VIRGINIA. BRUNSWICK COUNTY Deed Book 15
VIRGINIA. BRUNSWICK COUNTY. [Release of Dower] . . . to Buckner Harwell, and freely and voluntarily without any threats or persuasions from their husbands agree that shall be recorded . . . given under our hands this nineteenth Day of January 1778 . . .
VIRGINIA. CHARLOTTE COUNTY Court Orders, Book Nine 1792-1794
VIRGINIA. CITY OF FREDERICKSBURG. COURT RECORDS DIGEST by the Records Conservation Project in cooperation with the Clerk of the Circuit Court for the City of Fredericksburg, Virginia [part of a series]
VIRGINIA. CITY OF PETERSBURG. Misc. Wills from Will Book 1.
VIRGINIA. ISLE OF WIGHT COUNTY. Misc.
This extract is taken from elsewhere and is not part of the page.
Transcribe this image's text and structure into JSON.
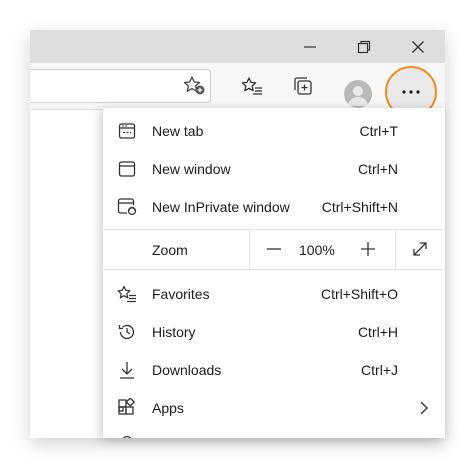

Deeds, Deed Book 5, pp. 353-54
VIRGINIA. NOTTOWAY COUNTY Deed Book 7
VIRGINIA. PITTSYLVANIA COUNTY. SELECT DEEDS submitted by various users
VIRGINIA. ROCKBRIDGE COUNTY Will Book 1, Part One (1778-1796)
WEST VIRGINIA. KANAWHA COUNTY Will Records
Greenwood, Val D. The Researcher's Guide to American Genealogy (3rd edition). Baltimore, Md.: Genealogical Publishing Co., Inc., 2000.
Szucs, Loretto Dennis and Sandra Hargreaves Luebking. The Source: A Guidebook of American Genealogy. Revised Edition. Salt Lake City, Utah: Ancestry, Inc., 1997.